Prince George, BC
Four years ago less a month I was running a huge Open Space event here in Prince George, in fact in the building that right outside my hotel room window. Called “Seeds of Change” the event was a kick off for the urban Aboriginal Strategy, a community driven and led process intended to begin and seed projects that would make a difference in the lives of the urban Aboriginal community in this northern city of 80,000 people.
One of the participants at that event was Ben Berland, who was at the time working with the Prince George school district as an Aboriginal coordinator. Ben had a vision of doing something really different within the education system here in PG. He built upon a long standing recommendation to start a different kind of school. He attracted a number of interested folks at the Open Space and moved his project idea forward.
A couple of years later, a task force was struck to study options for systemic change in the school system and one of their recommendations was to establish a primary Aboriginal Choice School within the school district.
The choice school idea is based on some very successful models in Edmonton and Winnipeg. Getting it rolling has been a lot of work for many people here in Prince George, but tonight was the first of four consultation cafes we are running with four inner city school communities to find out what it would take to make a choice school successful in this city.
Ben, who is now working with the local Carrier-Sekani Tribal Council showed up tonight to hold some space with us and help run some small group conversations. When he saw me the first thing he did was to remind me that this whole idea – four years in germination – had started at the Seeds of Change event.

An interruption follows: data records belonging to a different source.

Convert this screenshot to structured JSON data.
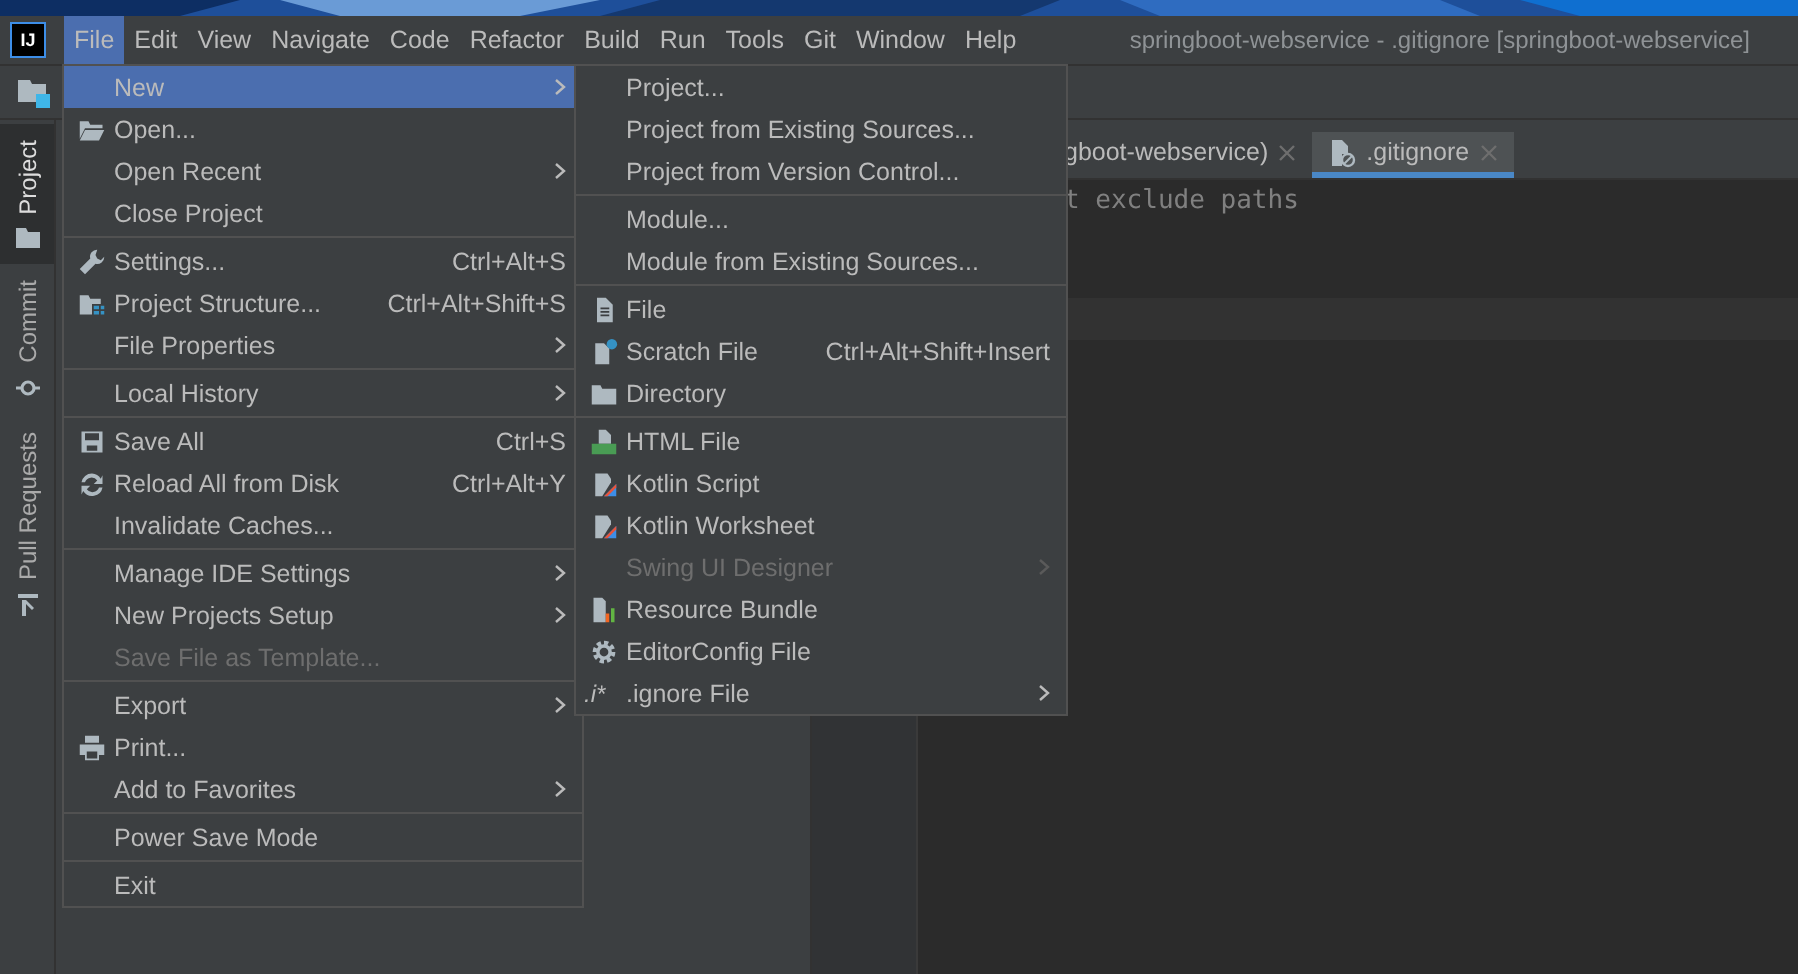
{
  "window": {
    "title": "springboot-webservice - .gitignore [springboot-webservice]",
    "logo_text": "IJ"
  },
  "menubar": [
    {
      "label": "File",
      "selected": true
    },
    {
      "label": "Edit",
      "selected": false
    },
    {
      "label": "View",
      "selected": false
    },
    {
      "label": "Navigate",
      "selected": false
    },
    {
      "label": "Code",
      "selected": false
    },
    {
      "label": "Refactor",
      "selected": false
    },
    {
      "label": "Build",
      "selected": false
    },
    {
      "label": "Run",
      "selected": false
    },
    {
      "label": "Tools",
      "selected": false
    },
    {
      "label": "Git",
      "selected": false
    },
    {
      "label": "Window",
      "selected": false
    },
    {
      "label": "Help",
      "selected": false
    }
  ],
  "tool_strip": [
    {
      "label": "Project",
      "selected": true
    },
    {
      "label": "Commit",
      "selected": false
    },
    {
      "label": "Pull Requests",
      "selected": false
    }
  ],
  "editor_tabs": [
    {
      "label": "gboot-webservice)",
      "selected": false
    },
    {
      "label": ".gitignore",
      "selected": true
    }
  ],
  "editor_lines": [
    "t exclude paths"
  ],
  "file_menu": [
    [
      {
        "label": "New",
        "selected": true,
        "submenu": true,
        "disabled": false
      },
      {
        "label": "Open...",
        "selected": false,
        "submenu": false,
        "disabled": false
      },
      {
        "label": "Open Recent",
        "selected": false,
        "submenu": true,
        "disabled": false
      },
      {
        "label": "Close Project",
        "selected": false,
        "submenu": false,
        "disabled": false
      }
    ],
    [
      {
        "label": "Settings...",
        "shortcut": "Ctrl+Alt+S",
        "selected": false,
        "submenu": false,
        "disabled": false
      },
      {
        "label": "Project Structure...",
        "shortcut": "Ctrl+Alt+Shift+S",
        "selected": false,
        "submenu": false,
        "disabled": false
      },
      {
        "label": "File Properties",
        "selected": false,
        "submenu": true,
        "disabled": false
      }
    ],
    [
      {
        "label": "Local History",
        "selected": false,
        "submenu": true,
        "disabled": false
      }
    ],
    [
      {
        "label": "Save All",
        "shortcut": "Ctrl+S",
        "selected": false,
        "submenu": false,
        "disabled": false
      },
      {
        "label": "Reload All from Disk",
        "shortcut": "Ctrl+Alt+Y",
        "selected": false,
        "submenu": false,
        "disabled": false
      },
      {
        "label": "Invalidate Caches...",
        "selected": false,
        "submenu": false,
        "disabled": false
      }
    ],
    [
      {
        "label": "Manage IDE Settings",
        "selected": false,
        "submenu": true,
        "disabled": false
      },
      {
        "label": "New Projects Setup",
        "selected": false,
        "submenu": true,
        "disabled": false
      },
      {
        "label": "Save File as Template...",
        "selected": false,
        "submenu": false,
        "disabled": true
      }
    ],
    [
      {
        "label": "Export",
        "selected": false,
        "submenu": true,
        "disabled": false
      },
      {
        "label": "Print...",
        "selected": false,
        "submenu": false,
        "disabled": false
      },
      {
        "label": "Add to Favorites",
        "selected": false,
        "submenu": true,
        "disabled": false
      }
    ],
    [
      {
        "label": "Power Save Mode",
        "selected": false,
        "submenu": false,
        "disabled": false
      }
    ],
    [
      {
        "label": "Exit",
        "selected": false,
        "submenu": false,
        "disabled": false
      }
    ]
  ],
  "new_submenu": [
    [
      {
        "label": "Project...",
        "selected": false,
        "submenu": false,
        "disabled": false
      },
      {
        "label": "Project from Existing Sources...",
        "selected": false,
        "submenu": false,
        "disabled": false
      },
      {
        "label": "Project from Version Control...",
        "selected": false,
        "submenu": false,
        "disabled": false
      }
    ],
    [
      {
        "label": "Module...",
        "selected": false,
        "submenu": false,
        "disabled": false
      },
      {
        "label": "Module from Existing Sources...",
        "selected": false,
        "submenu": false,
        "disabled": false
      }
    ],
    [
      {
        "label": "File",
        "selected": false,
        "submenu": false,
        "disabled": false
      },
      {
        "label": "Scratch File",
        "shortcut": "Ctrl+Alt+Shift+Insert",
        "selected": false,
        "submenu": false,
        "disabled": false
      },
      {
        "label": "Directory",
        "selected": false,
        "submenu": false,
        "disabled": false
      }
    ],
    [
      {
        "label": "HTML File",
        "selected": false,
        "submenu": false,
        "disabled": false
      },
      {
        "label": "Kotlin Script",
        "selected": false,
        "submenu": false,
        "disabled": false
      },
      {
        "label": "Kotlin Worksheet",
        "selected": false,
        "submenu": false,
        "disabled": false
      },
      {
        "label": "Swing UI Designer",
        "selected": false,
        "submenu": true,
        "disabled": true
      },
      {
        "label": "Resource Bundle",
        "selected": false,
        "submenu": false,
        "disabled": false
      },
      {
        "label": "EditorConfig File",
        "selected": false,
        "submenu": false,
        "disabled": false
      },
      {
        "label": ".ignore File",
        "icon_text": ".i*",
        "selected": false,
        "submenu": true,
        "disabled": false
      }
    ]
  ]
}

This whole choice school initiative is a huge undertaking and it feels like in many ways the community here is just beginning its work, starting to engage in earnest with the complexities of finally implementing the idea that gained momentum across the street four years ago.
Things take time. It’s interesting that we know that and we forget it at the same time. We crave immediate results for our ideas. When we forget that things take time, we forget everything that has gone on to take us to the point where we are finally able to start something and we forget the people that laid the groundwork for things. So tonight I am sitting here grateful for Ben’s reminder about where things come from, and what it takes for big shifts to happen. It takes hard work, and a firm conviction and most of all, it takes time.